**Instructions for the task:** Say how many of the lines below contain the word "icon"; nothing else belongs in the answer.

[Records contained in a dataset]
[Start of Attachment]

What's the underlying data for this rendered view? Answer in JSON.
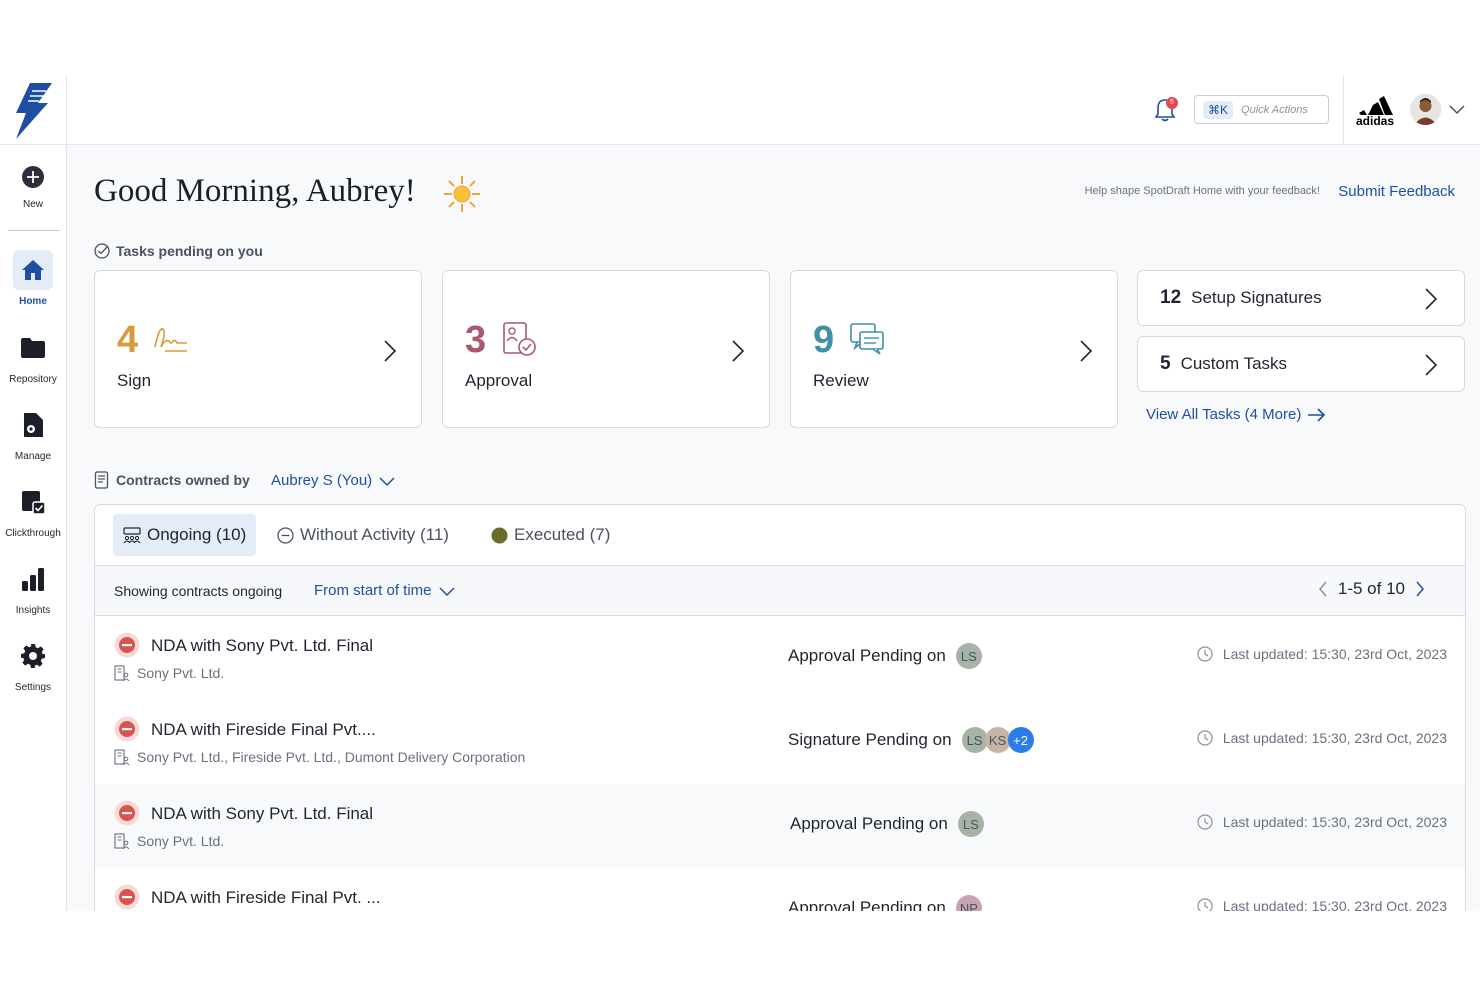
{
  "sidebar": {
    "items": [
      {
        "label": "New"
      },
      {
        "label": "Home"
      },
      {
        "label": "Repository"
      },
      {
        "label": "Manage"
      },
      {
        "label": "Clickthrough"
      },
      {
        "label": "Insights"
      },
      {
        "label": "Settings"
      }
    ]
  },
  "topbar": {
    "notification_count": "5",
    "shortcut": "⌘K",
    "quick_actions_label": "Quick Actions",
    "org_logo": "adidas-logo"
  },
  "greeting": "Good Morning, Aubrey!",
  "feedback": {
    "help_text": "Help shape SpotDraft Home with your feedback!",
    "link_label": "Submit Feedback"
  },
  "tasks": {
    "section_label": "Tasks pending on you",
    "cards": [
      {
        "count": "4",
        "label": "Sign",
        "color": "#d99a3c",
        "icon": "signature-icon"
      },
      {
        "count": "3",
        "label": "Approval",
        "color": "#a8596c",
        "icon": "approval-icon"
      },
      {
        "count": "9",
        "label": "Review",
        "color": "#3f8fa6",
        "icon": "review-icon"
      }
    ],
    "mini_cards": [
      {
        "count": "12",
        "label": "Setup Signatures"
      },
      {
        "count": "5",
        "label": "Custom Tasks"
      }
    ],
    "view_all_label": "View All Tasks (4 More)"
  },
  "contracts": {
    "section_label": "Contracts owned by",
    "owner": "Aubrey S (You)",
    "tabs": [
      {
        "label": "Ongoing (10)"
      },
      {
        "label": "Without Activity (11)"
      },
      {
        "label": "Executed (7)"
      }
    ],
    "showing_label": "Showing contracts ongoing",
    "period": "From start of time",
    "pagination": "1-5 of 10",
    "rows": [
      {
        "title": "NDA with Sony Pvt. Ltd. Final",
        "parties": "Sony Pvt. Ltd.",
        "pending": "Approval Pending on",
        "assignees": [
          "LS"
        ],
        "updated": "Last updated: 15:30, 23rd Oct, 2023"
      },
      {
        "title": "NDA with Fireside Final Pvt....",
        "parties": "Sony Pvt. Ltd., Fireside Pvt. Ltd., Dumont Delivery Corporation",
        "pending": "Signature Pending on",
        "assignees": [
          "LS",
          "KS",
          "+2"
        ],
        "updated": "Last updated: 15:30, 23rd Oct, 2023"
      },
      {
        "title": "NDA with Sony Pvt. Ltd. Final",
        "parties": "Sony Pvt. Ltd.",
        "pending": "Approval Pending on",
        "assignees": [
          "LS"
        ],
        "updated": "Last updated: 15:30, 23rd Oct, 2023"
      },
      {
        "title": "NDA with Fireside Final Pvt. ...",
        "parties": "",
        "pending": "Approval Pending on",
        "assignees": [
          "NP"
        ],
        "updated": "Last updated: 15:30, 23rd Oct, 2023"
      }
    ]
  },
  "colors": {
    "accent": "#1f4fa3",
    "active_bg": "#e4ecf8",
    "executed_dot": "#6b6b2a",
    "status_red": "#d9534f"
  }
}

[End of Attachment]

**The completed task:** 3